Next, one of my favourite steps of the synthesis - the functionalisation of the C-11 position. The group found that it wasn't been possible to perform the indolyne cyclisation with any substituents at this position, and intermolecular methods of functionalisation (radical, nitrene, enolate...) had been similarly unsuccessful. The group therefore turned to an intramolecular method of introducing functionality here. Thus, the ketone was diastereoselectively reduced using DIBAL, and the resulting equatorial alcohol was converted to the primary carbamate. This was then oxidatively converted to the acyl nitrene, using silver(I) triflate with a substituted phenanthroline ligand and diacetoxyiodobenzene. Intramolecular C-H insertion at the recalcitrant C-11 position ensued to form the oxazolidinone, which was then hydrolysed to give the aminoalcohol. The alcohol was reoxidised to the ketone using IBX and finally the amine was converted to the isothiocyanate using the thiophosgene equivalent shown. A great end to a very interesting synthesis. At 17 steps it's not a bad length, and although the yields are a bit low in places I doubt anyone will give that much thought.
1. J. Am. Chem. Soc. 2011, 133, 5798–5801. The palladium catalysed intramolecular enolate arylation used in place of Garg's indolyne cyclisation is neat.
2. Yes, the N-methyl compounds are naturally occurring.

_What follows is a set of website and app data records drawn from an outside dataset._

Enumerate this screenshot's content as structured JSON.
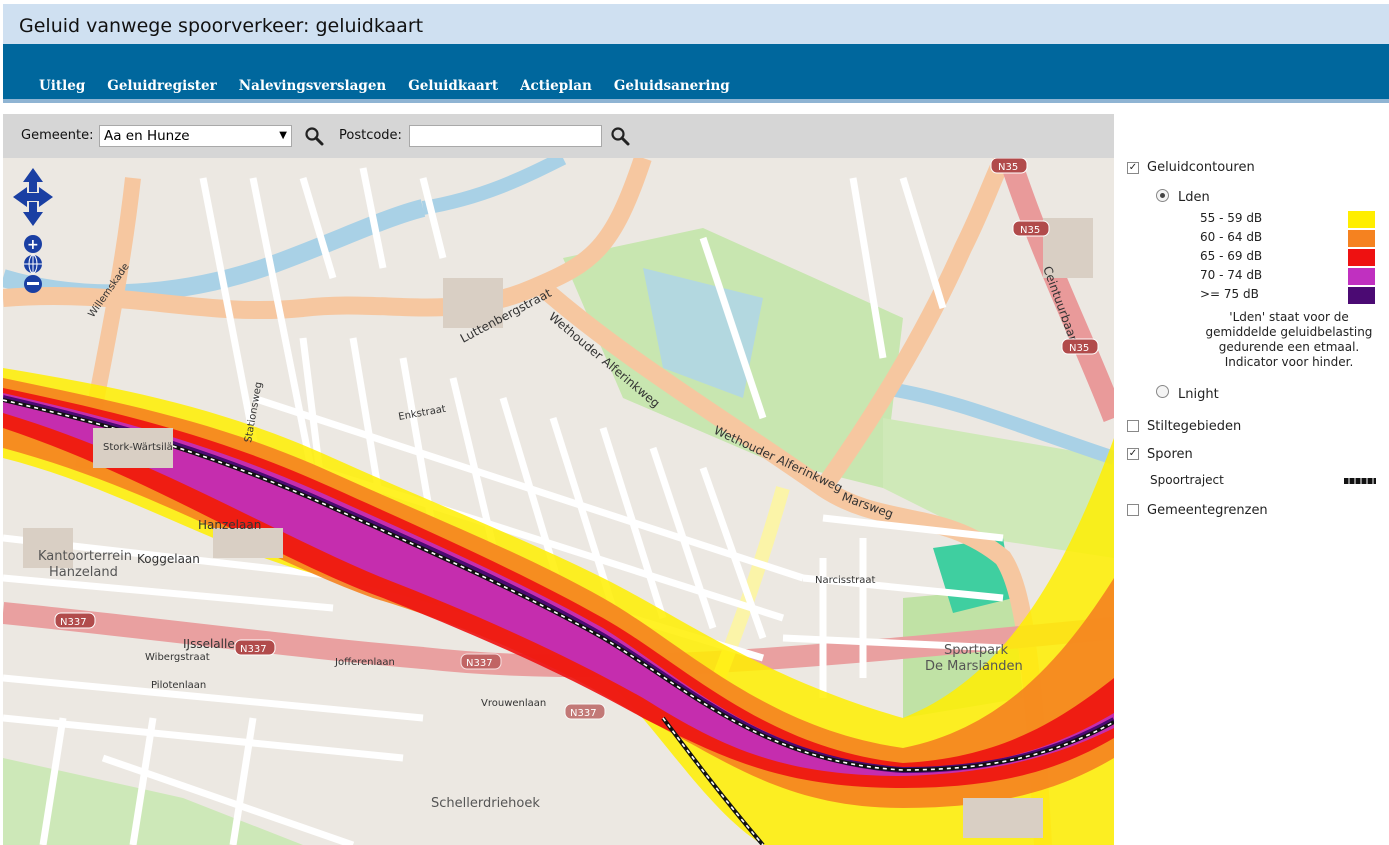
{
  "title": "Geluid vanwege spoorverkeer: geluidkaart",
  "nav": [
    "Uitleg",
    "Geluidregister",
    "Nalevingsverslagen",
    "Geluidkaart",
    "Actieplan",
    "Geluidsanering"
  ],
  "search": {
    "gemeente_label": "Gemeente:",
    "gemeente_value": "Aa en Hunze",
    "postcode_label": "Postcode:",
    "postcode_value": ""
  },
  "legend": {
    "geluidcontouren": "Geluidcontouren",
    "lden": "Lden",
    "bands": [
      {
        "label": "55 - 59 dB",
        "color": "#ffee00"
      },
      {
        "label": "60 - 64 dB",
        "color": "#f58220"
      },
      {
        "label": "65 - 69 dB",
        "color": "#ee1111"
      },
      {
        "label": "70 - 74 dB",
        "color": "#c030c0"
      },
      {
        "label": ">= 75 dB",
        "color": "#4b0a73"
      }
    ],
    "note": "'Lden' staat voor de gemiddelde geluidbelasting gedurende een etmaal. Indicator voor hinder.",
    "lnight": "Lnight",
    "stiltegebieden": "Stiltegebieden",
    "sporen": "Sporen",
    "spoortraject": "Spoortraject",
    "gemeentegrenzen": "Gemeentegrenzen"
  },
  "map": {
    "labels": {
      "luttenbergstraat": "Luttenbergstraat",
      "wethouder1": "Wethouder Alferinkweg",
      "wethouder2": "Wethouder Alferinkweg",
      "marsweg": "Marsweg",
      "hanzelaan": "Hanzelaan",
      "koggelaan": "Koggelaan",
      "ijsselallee": "IJsselallee",
      "joferenlaan": "Jofferenlaan",
      "pilotenlaan": "Pilotenlaan",
      "kantoorterrein": "Kantoorterrein",
      "hanzeland": "Hanzeland",
      "sportpark": "Sportpark",
      "marslanden": "De Marslanden",
      "schellerdriehoek": "Schellerdriehoek",
      "stationsweg": "Stationsweg",
      "willemskade": "Willemskade",
      "ceintuurbaan": "Ceintuurbaan",
      "stork": "Stork-Wärtsilä",
      "enkstraat": "Enkstraat",
      "narcisstraat": "Narcisstraat",
      "vrouwenlaan": "Vrouwenlaan",
      "wibergstraat": "Wibergstraat"
    },
    "shields": [
      "N35",
      "N35",
      "N35",
      "N337",
      "N337",
      "N337",
      "N337"
    ]
  }
}
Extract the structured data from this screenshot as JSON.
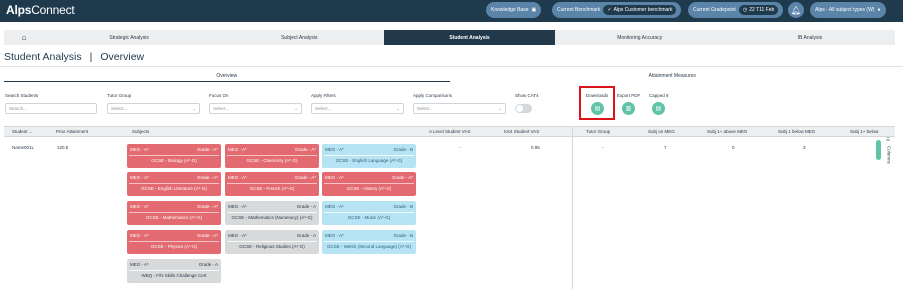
{
  "app": {
    "logo_bold": "Alps",
    "logo_rest": "Connect"
  },
  "topbar": {
    "knowledge_base": "Knowledge Base",
    "benchmark_label": "Current Benchmark",
    "benchmark_value": "Alps Customer benchmark",
    "gradepoint_label": "Current Gradepoint",
    "gradepoint_value": "22 T11 Feb",
    "user_label": "Alps - All subject types (W)"
  },
  "nav": {
    "tabs": [
      "Strategic Analysis",
      "Subject Analysis",
      "Student Analysis",
      "Monitoring Accuracy",
      "IB Analysis"
    ],
    "active": "Student Analysis"
  },
  "page": {
    "title": "Student Analysis",
    "subtitle": "Overview"
  },
  "subtabs": [
    "Overview",
    "Attainment Measures"
  ],
  "filters": {
    "search_label": "Search Students",
    "search_placeholder": "Search...",
    "tutor_label": "Tutor Group",
    "focus_label": "Focus On",
    "apply_filters_label": "Apply Filters",
    "apply_comparisons_label": "Apply Comparisons",
    "select_placeholder": "Select...",
    "show_cat4_label": "Show CAT4",
    "downloads_label": "Downloads",
    "export_pdf_label": "Export PDF",
    "capped_label": "Capped 8"
  },
  "table": {
    "headers": [
      "Student ...",
      "Prior Attainment",
      "Subjects",
      "A Level Student VAS",
      "KS4 Student VAS",
      "Tutor Group",
      "Subj on MEG",
      "Subj 1+ above MEG",
      "Subj 1 below MEG",
      "Subj 1+ below"
    ],
    "row": {
      "student": "Name001L",
      "prior": "120.5",
      "a_level_vas": "-",
      "ks4_vas": "0.95",
      "tutor": "-",
      "on_meg": "7",
      "above_meg": "0",
      "below1_meg": "3",
      "below_more": ""
    },
    "columns_label": "Columns"
  },
  "subjects": [
    {
      "meg": "MEG - A*",
      "grade": "Grade - A*",
      "name": "GCSE - Biology (A*-G)",
      "status": "red"
    },
    {
      "meg": "MEG - A*",
      "grade": "Grade - A*",
      "name": "GCSE - Chemistry (A*-G)",
      "status": "red"
    },
    {
      "meg": "MEG - A*",
      "grade": "Grade - B",
      "name": "GCSE - English Language (A*-G)",
      "status": "blue"
    },
    {
      "meg": "MEG - A*",
      "grade": "Grade - A*",
      "name": "GCSE - English Literature (A*-G)",
      "status": "red"
    },
    {
      "meg": "MEG - A*",
      "grade": "Grade - A*",
      "name": "GCSE - French (A*-G)",
      "status": "red"
    },
    {
      "meg": "MEG - A*",
      "grade": "Grade - A*",
      "name": "GCSE - History (A*-G)",
      "status": "red"
    },
    {
      "meg": "MEG - A*",
      "grade": "Grade - A*",
      "name": "GCSE - Mathematics (A*-G)",
      "status": "red"
    },
    {
      "meg": "MEG - A*",
      "grade": "Grade - A",
      "name": "GCSE - Mathematics (Numeracy) (A*-G)",
      "status": "gray"
    },
    {
      "meg": "MEG - A*",
      "grade": "Grade - B",
      "name": "GCSE - Music (A*-G)",
      "status": "blue"
    },
    {
      "meg": "MEG - A*",
      "grade": "Grade - A*",
      "name": "GCSE - Physics (A*-G)",
      "status": "red"
    },
    {
      "meg": "MEG - A*",
      "grade": "Grade - A",
      "name": "GCSE - Religious Studies (A*-G)",
      "status": "gray"
    },
    {
      "meg": "MEG - A*",
      "grade": "Grade - B",
      "name": "GCSE - Welsh (Second Language) (A*-G)",
      "status": "blue"
    },
    {
      "meg": "MEG - A*",
      "grade": "Grade - A",
      "name": "WBQ - F/N Skills Challenge Cert",
      "status": "gray"
    }
  ],
  "colors": {
    "brand": "#1f3a4d",
    "accent": "#5fc4a8",
    "above": "#e26a70",
    "on": "#d7d9db",
    "below": "#b7e4f5"
  }
}
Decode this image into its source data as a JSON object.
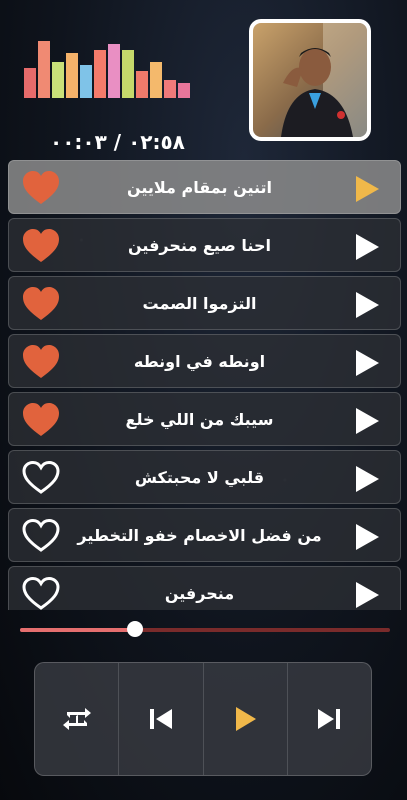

3. Garg's been into indolynes for a while - this strategy was first disclosed in an Org. Lett. back in 2009 and he then teamed up with Houk to attempt to explain the reactivity of indolynes with nucleophiles a year later. There's a nice RSC Chemistry World article (free online!) with some more references and info here.
4. It's basically the same as TCDI.
5. The first paragraph read "Here's something that's been overdue for a while - the first complete, asymmetric, synthesis of a welwitindolinone alkaloid, and not necessarily from who I would've expected. Let's not forget that Wood, Trost, Baran, Simpkins, Martin and Rawal have all published in this area; Rawal even reported the racemic synthesis of N-methylwelwitindolinone D isonitrile back in March of this year. Anyway, to the victor go the spoils, and after more than a decade of work by the synthetic community Neil Garg will be remembered as the first to make one of these densely functionalised natural products."